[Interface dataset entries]
────

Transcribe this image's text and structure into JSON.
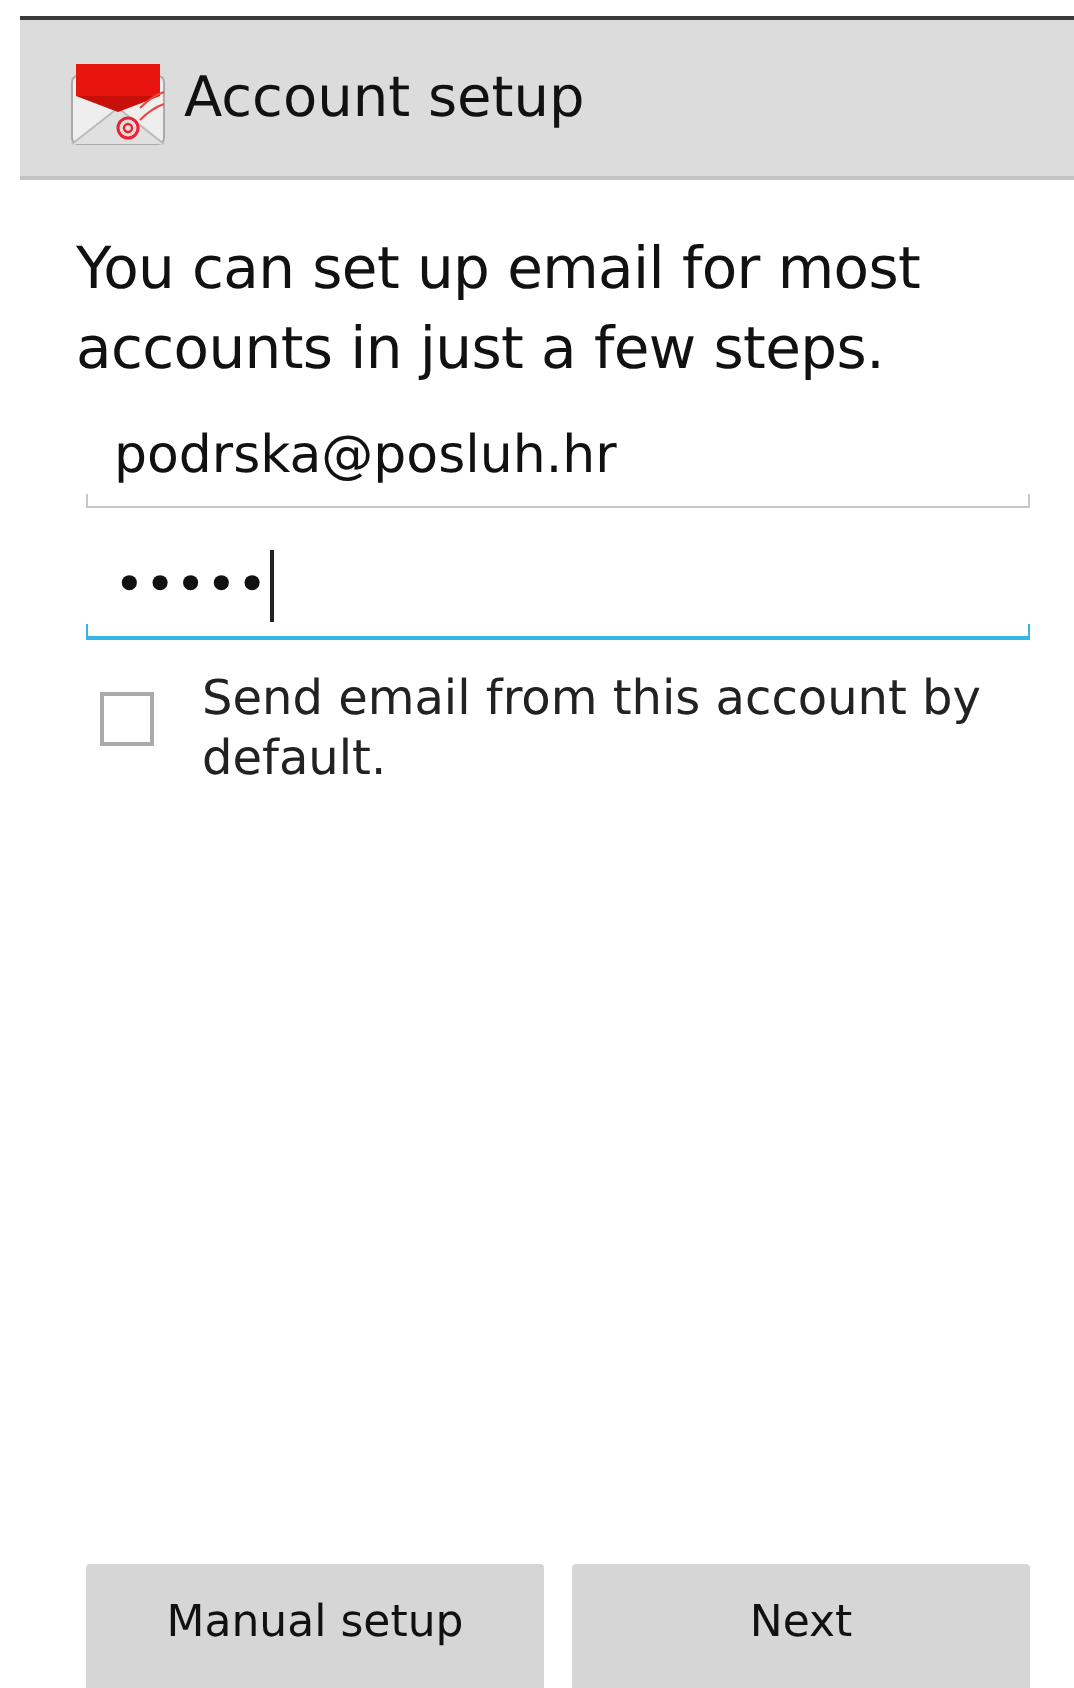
{
  "action_bar": {
    "title": "Account setup"
  },
  "intro": "You can set up email for most accounts in just a few steps.",
  "email_field": {
    "value": "podrska@posluh.hr",
    "focused": false
  },
  "password_field": {
    "value": "•••••",
    "focused": true
  },
  "default_account": {
    "label": "Send email from this account by default.",
    "checked": false
  },
  "buttons": [
    {
      "label": "Manual setup"
    },
    {
      "label": "Next"
    }
  ]
}
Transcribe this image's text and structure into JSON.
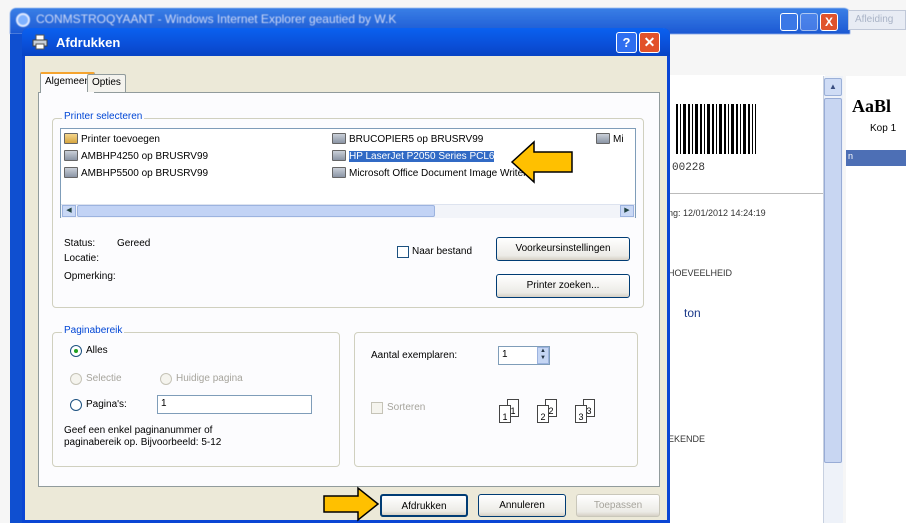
{
  "browser": {
    "title": "CONMSTROQYAANT - Windows Internet Explorer geautied by W.K",
    "tab_label": "Afleiding",
    "close_label": "X",
    "doc_number": "00228",
    "doc_date": "ng: 12/01/2012 14:24:19",
    "doc_qty_header": "HOEVEELHEID",
    "doc_unit": "ton",
    "doc_footer": "EKENDE",
    "panel_title": "AaBl",
    "panel_subtitle": "Kop 1",
    "panel_bar": "n"
  },
  "dialog": {
    "title": "Afdrukken",
    "help_label": "?",
    "close_label": "✕",
    "tabs": [
      {
        "label": "Algemeen"
      },
      {
        "label": "Opties"
      }
    ],
    "printer_group_label": "Printer selecteren",
    "printers_col1": [
      {
        "label": "Printer toevoegen",
        "icon": "add-printer-icon"
      },
      {
        "label": "AMBHP4250 op BRUSRV99",
        "icon": "printer-icon"
      },
      {
        "label": "AMBHP5500 op BRUSRV99",
        "icon": "printer-icon"
      }
    ],
    "printers_col2": [
      {
        "label": "BRUCOPIER5 op BRUSRV99",
        "icon": "printer-icon"
      },
      {
        "label": "HP LaserJet P2050 Series PCL6",
        "icon": "printer-icon",
        "selected": true
      },
      {
        "label": "Microsoft Office Document Image Writer",
        "icon": "printer-icon"
      }
    ],
    "printers_col3": [
      {
        "label": "Mi",
        "icon": "printer-icon"
      }
    ],
    "status_label": "Status:",
    "status_value": "Gereed",
    "location_label": "Locatie:",
    "comment_label": "Opmerking:",
    "to_file_label": "Naar bestand",
    "preferences_button": "Voorkeursinstellingen",
    "find_printer_button": "Printer zoeken...",
    "range_group_label": "Paginabereik",
    "range_all": "Alles",
    "range_selection": "Selectie",
    "range_current": "Huidige pagina",
    "range_pages": "Pagina's:",
    "pages_value": "1",
    "range_hint_line1": "Geef een enkel paginanummer of",
    "range_hint_line2": "paginabereik op. Bijvoorbeeld: 5-12",
    "copies_label": "Aantal exemplaren:",
    "copies_value": "1",
    "collate_label": "Sorteren",
    "collate_pages": [
      "1",
      "1",
      "2",
      "2",
      "3",
      "3"
    ],
    "print_button": "Afdrukken",
    "cancel_button": "Annuleren",
    "apply_button": "Toepassen"
  },
  "colors": {
    "title_bar": "#0a4fd8",
    "selection": "#316ac5",
    "annotation_arrow": "#ffc000"
  }
}
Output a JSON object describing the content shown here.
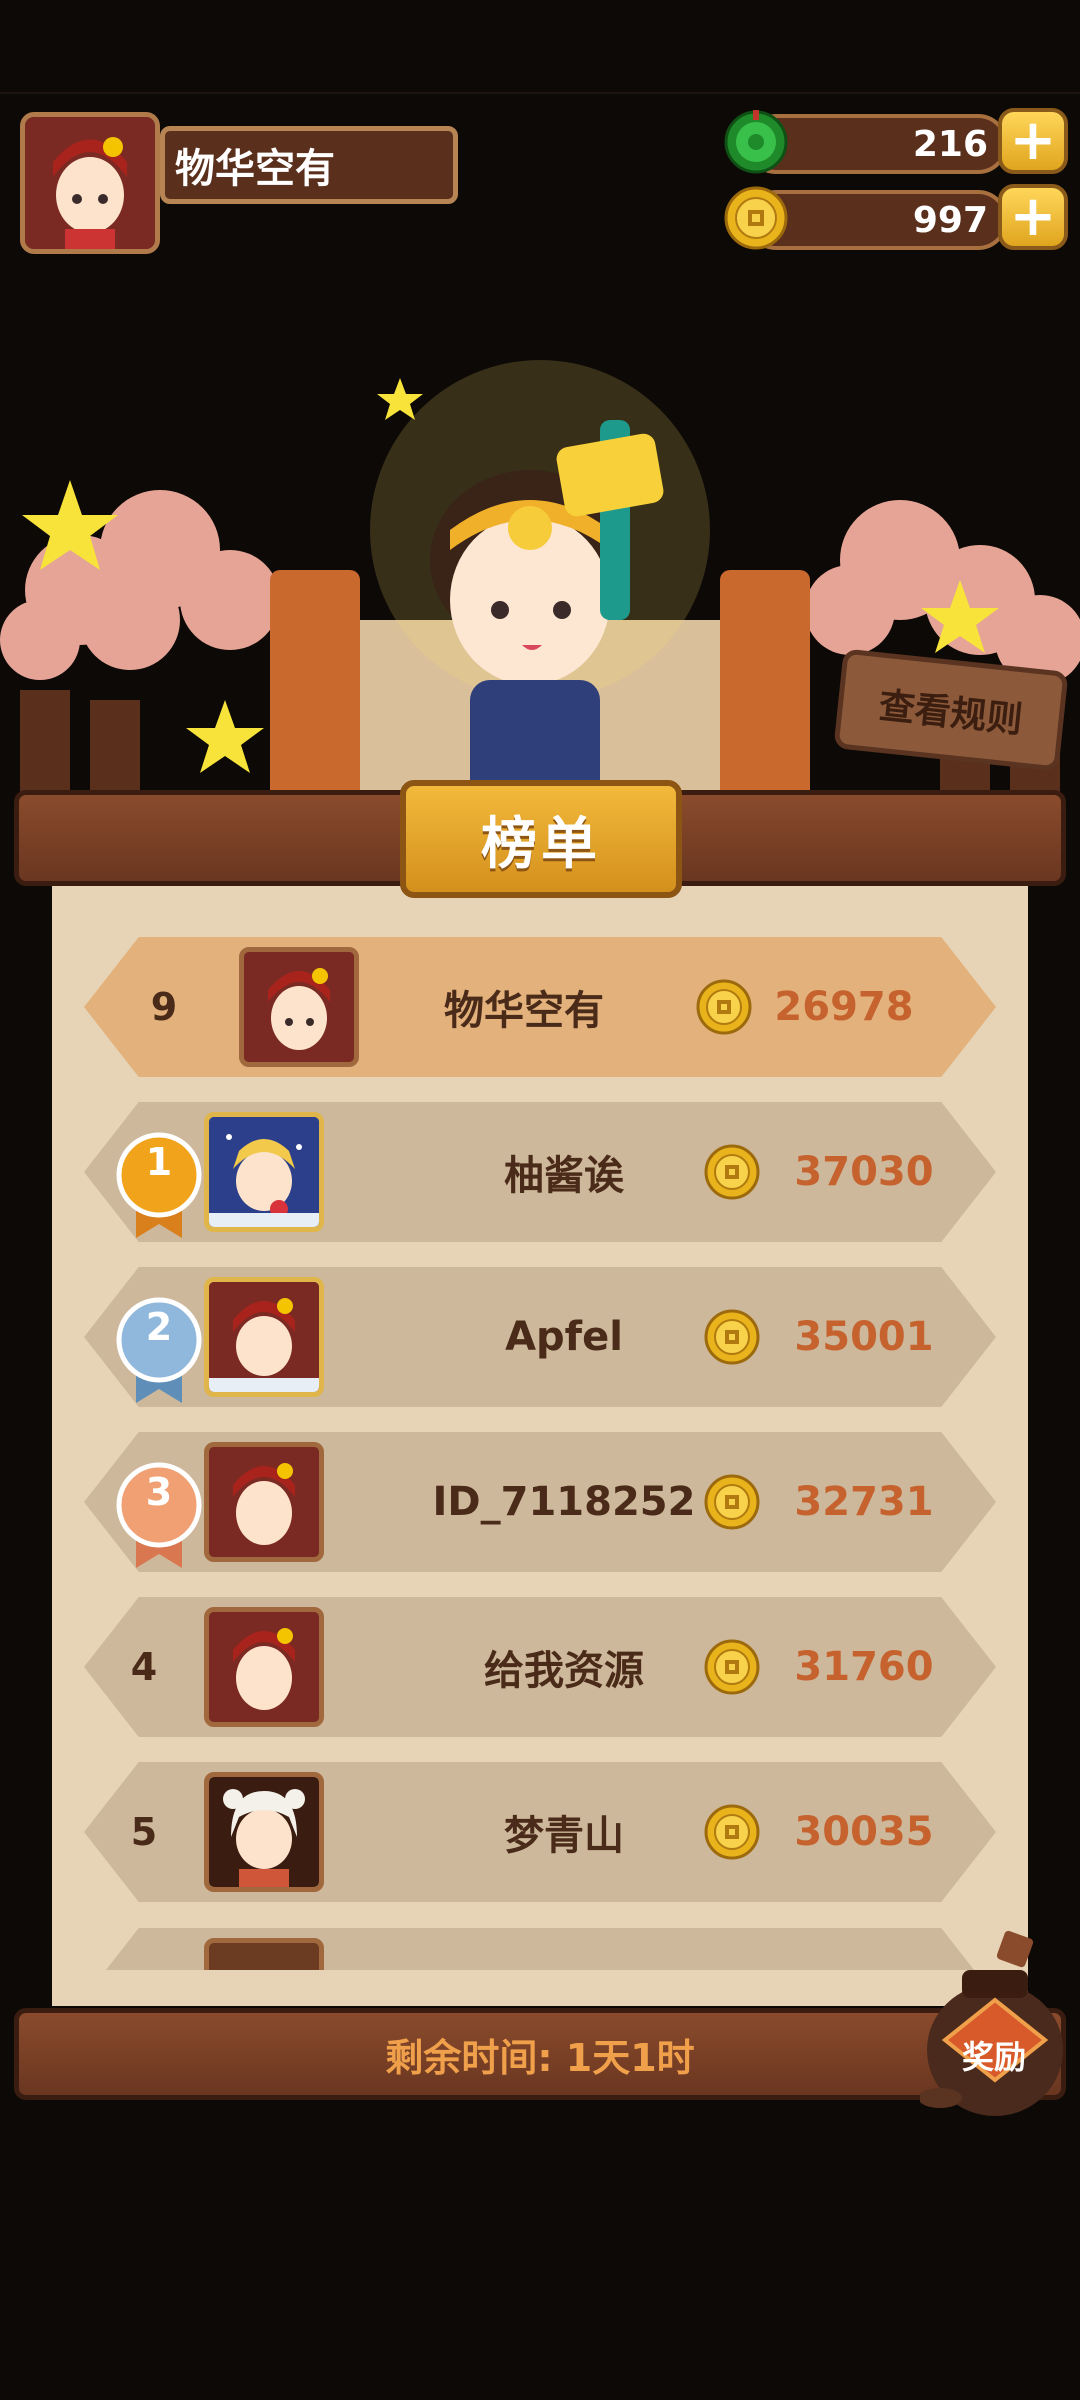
{
  "player": {
    "name": "物华空有"
  },
  "resources": {
    "jade": {
      "value": "216",
      "icon": "green-jade-icon"
    },
    "coins": {
      "value": "997",
      "icon": "gold-coin-icon"
    },
    "plus_label": "+"
  },
  "scene": {
    "rules_button": "查看规则"
  },
  "leaderboard": {
    "title": "榜单",
    "my_entry": {
      "rank": "9",
      "name": "物华空有",
      "score": "26978"
    },
    "entries": [
      {
        "rank": "1",
        "name": "柚酱诶",
        "score": "37030"
      },
      {
        "rank": "2",
        "name": "Apfel",
        "score": "35001"
      },
      {
        "rank": "3",
        "name": "ID_7118252",
        "score": "32731"
      },
      {
        "rank": "4",
        "name": "给我资源",
        "score": "31760"
      },
      {
        "rank": "5",
        "name": "梦青山",
        "score": "30035"
      }
    ],
    "remaining_time": "剩余时间: 1天1时",
    "reward_button": "奖励"
  },
  "colors": {
    "background": "#0d0906",
    "parchment": "#e7d4b6",
    "row": "#ceb89b",
    "my_row": "#e2b17c",
    "score_text": "#c5622e",
    "medal_gold": "#f2a31c",
    "medal_silver": "#8fb8dc",
    "medal_bronze": "#f0a072"
  }
}
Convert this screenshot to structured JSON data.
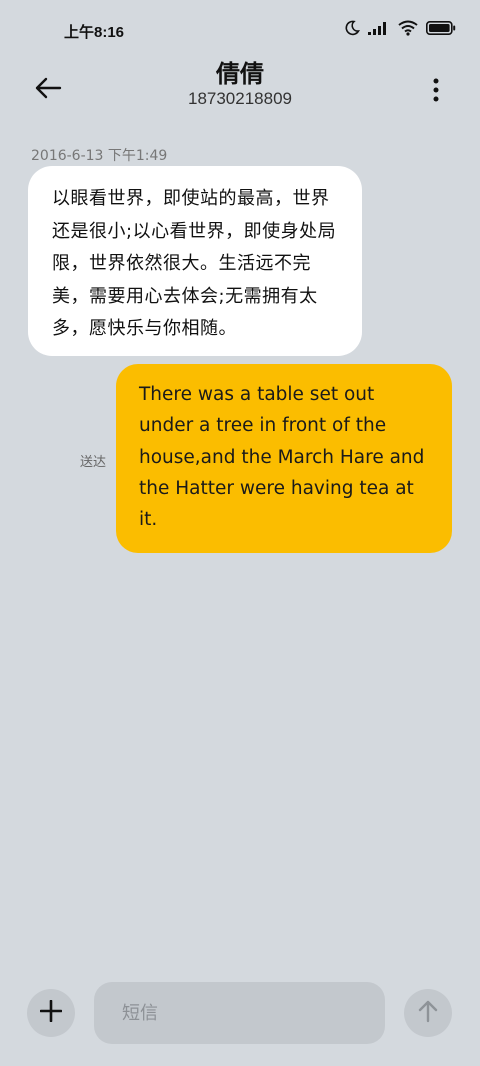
{
  "status_bar": {
    "time": "上午8:16"
  },
  "header": {
    "contact_name": "倩倩",
    "contact_number": "18730218809"
  },
  "conversation": {
    "timestamp": "2016-6-13 下午1:49",
    "incoming_message": "以眼看世界，即使站的最高，世界还是很小;以心看世界，即使身处局限，世界依然很大。生活远不完美，需要用心去体会;无需拥有太多，愿快乐与你相随。",
    "outgoing_message": "There was a table set out under a tree in front of the house,and the March Hare and the Hatter were having tea at it.",
    "delivery_status": "送达",
    "colors": {
      "incoming_bubble": "#ffffff",
      "outgoing_bubble": "#fbbd00",
      "background": "#d4d9de"
    }
  },
  "composer": {
    "placeholder": "短信",
    "icons": {
      "attach": "plus-icon",
      "send": "arrow-up-icon"
    }
  }
}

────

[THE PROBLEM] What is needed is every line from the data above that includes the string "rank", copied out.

[RESULT OF THIS EXERCISE]
      "rank": "9",
        "rank": "1",
        "rank": "2",
        "rank": "3",
        "rank": "4",
        "rank": "5",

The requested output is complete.